Web page and app entries
--------------------------------------------------

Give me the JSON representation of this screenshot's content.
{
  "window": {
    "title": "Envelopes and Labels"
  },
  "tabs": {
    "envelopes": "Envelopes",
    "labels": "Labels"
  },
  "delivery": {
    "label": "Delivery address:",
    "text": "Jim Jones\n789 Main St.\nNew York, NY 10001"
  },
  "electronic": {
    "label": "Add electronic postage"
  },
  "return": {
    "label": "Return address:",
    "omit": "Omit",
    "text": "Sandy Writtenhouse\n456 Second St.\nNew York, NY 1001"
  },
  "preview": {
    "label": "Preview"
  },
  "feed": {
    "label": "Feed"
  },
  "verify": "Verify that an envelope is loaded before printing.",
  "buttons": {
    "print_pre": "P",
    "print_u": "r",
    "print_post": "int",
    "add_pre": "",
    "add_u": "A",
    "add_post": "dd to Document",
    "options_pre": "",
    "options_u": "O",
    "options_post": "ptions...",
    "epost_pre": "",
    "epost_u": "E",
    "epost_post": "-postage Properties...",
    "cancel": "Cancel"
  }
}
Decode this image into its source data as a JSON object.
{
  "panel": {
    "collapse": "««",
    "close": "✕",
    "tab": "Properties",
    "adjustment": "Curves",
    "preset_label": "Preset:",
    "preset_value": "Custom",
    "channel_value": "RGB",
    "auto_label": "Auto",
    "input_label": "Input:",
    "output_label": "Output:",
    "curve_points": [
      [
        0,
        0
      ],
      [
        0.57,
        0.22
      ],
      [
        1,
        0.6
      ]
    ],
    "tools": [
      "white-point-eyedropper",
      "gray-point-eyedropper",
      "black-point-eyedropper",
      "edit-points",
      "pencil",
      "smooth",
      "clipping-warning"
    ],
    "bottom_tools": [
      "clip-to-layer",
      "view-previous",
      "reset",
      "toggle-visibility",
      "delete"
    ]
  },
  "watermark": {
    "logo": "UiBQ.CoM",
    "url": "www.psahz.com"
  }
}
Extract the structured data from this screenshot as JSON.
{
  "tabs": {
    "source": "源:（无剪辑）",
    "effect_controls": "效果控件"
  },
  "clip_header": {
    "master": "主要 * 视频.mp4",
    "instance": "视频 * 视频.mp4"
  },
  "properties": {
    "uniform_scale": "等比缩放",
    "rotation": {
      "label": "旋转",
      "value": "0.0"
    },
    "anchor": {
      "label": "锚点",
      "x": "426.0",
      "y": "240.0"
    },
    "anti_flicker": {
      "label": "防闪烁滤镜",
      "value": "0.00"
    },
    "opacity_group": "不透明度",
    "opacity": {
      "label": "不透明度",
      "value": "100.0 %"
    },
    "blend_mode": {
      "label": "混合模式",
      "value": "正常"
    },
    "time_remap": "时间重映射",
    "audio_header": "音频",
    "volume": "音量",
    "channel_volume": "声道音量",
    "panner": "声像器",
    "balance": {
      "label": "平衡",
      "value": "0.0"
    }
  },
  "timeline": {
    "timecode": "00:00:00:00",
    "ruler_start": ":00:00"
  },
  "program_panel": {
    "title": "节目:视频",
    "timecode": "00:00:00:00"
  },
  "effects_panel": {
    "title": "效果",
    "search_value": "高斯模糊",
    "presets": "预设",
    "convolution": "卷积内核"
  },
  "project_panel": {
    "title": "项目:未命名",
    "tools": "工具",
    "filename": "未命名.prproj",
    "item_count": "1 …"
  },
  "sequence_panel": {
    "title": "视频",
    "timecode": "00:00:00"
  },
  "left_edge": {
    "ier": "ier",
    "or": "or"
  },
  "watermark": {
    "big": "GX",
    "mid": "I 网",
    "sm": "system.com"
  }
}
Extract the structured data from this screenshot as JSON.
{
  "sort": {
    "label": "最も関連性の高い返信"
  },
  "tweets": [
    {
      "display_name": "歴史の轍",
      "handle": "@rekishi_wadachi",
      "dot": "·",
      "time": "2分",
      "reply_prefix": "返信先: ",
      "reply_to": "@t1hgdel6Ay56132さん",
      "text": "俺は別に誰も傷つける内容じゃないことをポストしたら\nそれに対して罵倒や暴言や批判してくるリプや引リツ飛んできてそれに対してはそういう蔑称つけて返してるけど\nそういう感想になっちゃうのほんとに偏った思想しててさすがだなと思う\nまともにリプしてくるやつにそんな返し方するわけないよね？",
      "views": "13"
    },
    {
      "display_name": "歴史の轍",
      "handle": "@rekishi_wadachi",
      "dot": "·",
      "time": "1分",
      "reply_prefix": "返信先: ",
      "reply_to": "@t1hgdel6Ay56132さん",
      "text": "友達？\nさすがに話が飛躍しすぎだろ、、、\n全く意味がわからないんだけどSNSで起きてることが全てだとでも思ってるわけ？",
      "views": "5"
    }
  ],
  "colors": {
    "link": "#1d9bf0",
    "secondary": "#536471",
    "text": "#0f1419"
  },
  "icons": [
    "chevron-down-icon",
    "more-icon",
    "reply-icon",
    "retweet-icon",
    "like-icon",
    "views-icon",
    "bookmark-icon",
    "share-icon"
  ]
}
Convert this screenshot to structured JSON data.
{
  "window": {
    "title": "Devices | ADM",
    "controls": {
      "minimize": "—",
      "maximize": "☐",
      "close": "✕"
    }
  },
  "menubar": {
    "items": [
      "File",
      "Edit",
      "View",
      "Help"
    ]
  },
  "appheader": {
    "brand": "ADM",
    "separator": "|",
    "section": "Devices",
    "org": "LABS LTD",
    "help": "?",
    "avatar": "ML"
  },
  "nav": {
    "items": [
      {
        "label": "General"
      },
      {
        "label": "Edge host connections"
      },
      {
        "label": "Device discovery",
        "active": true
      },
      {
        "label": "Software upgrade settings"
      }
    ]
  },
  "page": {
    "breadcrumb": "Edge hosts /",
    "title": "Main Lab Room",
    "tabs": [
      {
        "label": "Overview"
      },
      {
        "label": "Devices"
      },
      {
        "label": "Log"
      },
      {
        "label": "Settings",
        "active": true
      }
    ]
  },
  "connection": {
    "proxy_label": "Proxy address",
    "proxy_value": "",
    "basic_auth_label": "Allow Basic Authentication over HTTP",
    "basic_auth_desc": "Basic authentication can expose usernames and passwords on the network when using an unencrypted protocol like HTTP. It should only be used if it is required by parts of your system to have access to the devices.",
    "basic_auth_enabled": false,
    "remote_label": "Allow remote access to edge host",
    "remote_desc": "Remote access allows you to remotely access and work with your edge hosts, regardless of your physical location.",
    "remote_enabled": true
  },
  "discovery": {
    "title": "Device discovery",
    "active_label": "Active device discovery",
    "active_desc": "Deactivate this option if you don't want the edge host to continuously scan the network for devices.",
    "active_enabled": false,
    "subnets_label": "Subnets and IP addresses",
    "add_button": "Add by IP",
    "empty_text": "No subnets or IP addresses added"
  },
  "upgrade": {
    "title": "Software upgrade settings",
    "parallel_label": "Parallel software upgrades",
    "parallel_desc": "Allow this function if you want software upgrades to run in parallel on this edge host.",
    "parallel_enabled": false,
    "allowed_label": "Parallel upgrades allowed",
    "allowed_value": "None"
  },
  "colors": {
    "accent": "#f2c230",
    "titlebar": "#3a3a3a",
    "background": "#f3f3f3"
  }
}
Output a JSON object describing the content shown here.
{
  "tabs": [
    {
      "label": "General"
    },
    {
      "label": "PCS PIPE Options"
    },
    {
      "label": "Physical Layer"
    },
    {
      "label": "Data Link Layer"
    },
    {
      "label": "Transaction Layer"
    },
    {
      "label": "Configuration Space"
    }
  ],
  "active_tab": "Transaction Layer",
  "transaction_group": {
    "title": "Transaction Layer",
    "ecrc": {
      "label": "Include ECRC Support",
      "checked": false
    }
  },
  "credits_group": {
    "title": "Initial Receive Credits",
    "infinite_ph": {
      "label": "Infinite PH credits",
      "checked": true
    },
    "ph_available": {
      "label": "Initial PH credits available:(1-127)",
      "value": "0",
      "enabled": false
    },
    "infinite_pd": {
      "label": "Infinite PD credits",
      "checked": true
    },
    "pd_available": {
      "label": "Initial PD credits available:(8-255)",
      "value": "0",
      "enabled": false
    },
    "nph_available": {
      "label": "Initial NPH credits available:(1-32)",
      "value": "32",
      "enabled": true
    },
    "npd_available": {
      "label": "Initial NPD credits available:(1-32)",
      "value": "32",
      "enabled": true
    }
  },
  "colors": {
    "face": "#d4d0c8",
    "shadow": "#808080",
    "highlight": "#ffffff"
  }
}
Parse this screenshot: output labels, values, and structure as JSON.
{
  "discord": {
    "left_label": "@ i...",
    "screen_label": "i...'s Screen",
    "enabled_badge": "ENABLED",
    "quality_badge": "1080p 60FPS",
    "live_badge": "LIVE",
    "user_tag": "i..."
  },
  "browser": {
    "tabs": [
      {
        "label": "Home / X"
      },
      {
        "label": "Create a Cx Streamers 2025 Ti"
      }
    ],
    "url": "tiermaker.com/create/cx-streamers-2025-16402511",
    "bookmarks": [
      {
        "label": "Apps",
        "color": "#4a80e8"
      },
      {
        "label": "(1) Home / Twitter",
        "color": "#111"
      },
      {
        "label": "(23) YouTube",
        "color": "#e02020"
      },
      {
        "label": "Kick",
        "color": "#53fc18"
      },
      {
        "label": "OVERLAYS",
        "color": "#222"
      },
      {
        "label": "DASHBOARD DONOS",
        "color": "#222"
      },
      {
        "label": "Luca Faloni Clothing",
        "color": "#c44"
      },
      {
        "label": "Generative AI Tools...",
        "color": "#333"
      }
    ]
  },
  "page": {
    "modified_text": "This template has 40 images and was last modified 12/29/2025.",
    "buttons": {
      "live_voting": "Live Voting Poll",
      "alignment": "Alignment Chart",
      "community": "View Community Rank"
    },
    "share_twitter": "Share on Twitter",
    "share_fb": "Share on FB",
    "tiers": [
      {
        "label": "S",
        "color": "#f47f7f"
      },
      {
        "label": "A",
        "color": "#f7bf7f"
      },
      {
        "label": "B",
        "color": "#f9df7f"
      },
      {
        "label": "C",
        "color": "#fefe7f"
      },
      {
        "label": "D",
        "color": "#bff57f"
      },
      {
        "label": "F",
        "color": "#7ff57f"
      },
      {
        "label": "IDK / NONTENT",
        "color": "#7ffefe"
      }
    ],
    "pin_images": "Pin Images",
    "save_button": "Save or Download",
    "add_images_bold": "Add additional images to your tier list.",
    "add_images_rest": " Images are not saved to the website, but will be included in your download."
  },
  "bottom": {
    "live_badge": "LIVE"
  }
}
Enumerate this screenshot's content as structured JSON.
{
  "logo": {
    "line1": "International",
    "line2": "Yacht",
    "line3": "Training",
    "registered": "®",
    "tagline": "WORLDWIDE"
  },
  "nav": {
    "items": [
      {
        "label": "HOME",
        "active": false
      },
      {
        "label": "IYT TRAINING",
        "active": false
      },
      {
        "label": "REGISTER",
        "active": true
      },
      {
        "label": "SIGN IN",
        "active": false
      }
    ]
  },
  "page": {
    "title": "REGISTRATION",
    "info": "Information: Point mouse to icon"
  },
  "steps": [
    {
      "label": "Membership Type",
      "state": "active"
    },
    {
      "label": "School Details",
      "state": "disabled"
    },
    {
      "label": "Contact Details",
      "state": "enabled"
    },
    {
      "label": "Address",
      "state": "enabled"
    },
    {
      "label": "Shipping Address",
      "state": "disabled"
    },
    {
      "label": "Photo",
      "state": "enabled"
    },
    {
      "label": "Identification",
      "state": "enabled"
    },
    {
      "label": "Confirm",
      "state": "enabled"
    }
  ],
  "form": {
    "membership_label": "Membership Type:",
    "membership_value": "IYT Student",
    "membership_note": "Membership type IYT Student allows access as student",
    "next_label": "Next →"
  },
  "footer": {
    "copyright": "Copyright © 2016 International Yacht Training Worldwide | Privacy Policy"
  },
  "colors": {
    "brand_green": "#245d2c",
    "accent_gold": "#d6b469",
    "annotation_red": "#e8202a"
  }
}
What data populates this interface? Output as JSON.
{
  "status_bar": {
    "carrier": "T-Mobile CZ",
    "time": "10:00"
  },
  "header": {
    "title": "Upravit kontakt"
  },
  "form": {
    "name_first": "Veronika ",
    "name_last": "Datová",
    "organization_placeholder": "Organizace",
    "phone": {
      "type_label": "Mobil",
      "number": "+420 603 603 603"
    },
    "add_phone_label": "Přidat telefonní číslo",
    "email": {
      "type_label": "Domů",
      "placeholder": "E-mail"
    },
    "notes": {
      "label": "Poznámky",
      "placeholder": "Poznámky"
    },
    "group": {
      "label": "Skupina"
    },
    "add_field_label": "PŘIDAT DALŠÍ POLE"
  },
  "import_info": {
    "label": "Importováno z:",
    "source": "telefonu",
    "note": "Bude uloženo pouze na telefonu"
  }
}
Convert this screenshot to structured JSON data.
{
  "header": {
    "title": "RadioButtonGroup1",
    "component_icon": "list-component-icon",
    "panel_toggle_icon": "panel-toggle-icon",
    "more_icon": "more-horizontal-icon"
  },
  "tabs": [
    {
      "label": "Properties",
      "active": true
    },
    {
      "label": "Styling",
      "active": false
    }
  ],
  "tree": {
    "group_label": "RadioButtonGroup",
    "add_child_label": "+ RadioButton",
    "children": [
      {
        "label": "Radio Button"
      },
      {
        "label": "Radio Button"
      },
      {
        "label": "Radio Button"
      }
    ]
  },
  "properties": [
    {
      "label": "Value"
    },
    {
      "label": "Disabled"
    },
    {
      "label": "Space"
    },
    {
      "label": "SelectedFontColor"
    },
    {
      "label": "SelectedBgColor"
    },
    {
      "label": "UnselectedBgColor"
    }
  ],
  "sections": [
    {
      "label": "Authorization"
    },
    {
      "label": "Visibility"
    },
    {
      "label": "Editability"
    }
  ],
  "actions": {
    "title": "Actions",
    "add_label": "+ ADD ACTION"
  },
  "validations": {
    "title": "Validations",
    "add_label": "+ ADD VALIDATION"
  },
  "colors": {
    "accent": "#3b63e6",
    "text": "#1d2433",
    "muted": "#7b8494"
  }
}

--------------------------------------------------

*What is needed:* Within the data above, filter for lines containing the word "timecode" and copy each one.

*Answer section:*
    "timecode": "00:00:00:00",
    "timecode": "00:00:00:00"
    "timecode": "00:00:00"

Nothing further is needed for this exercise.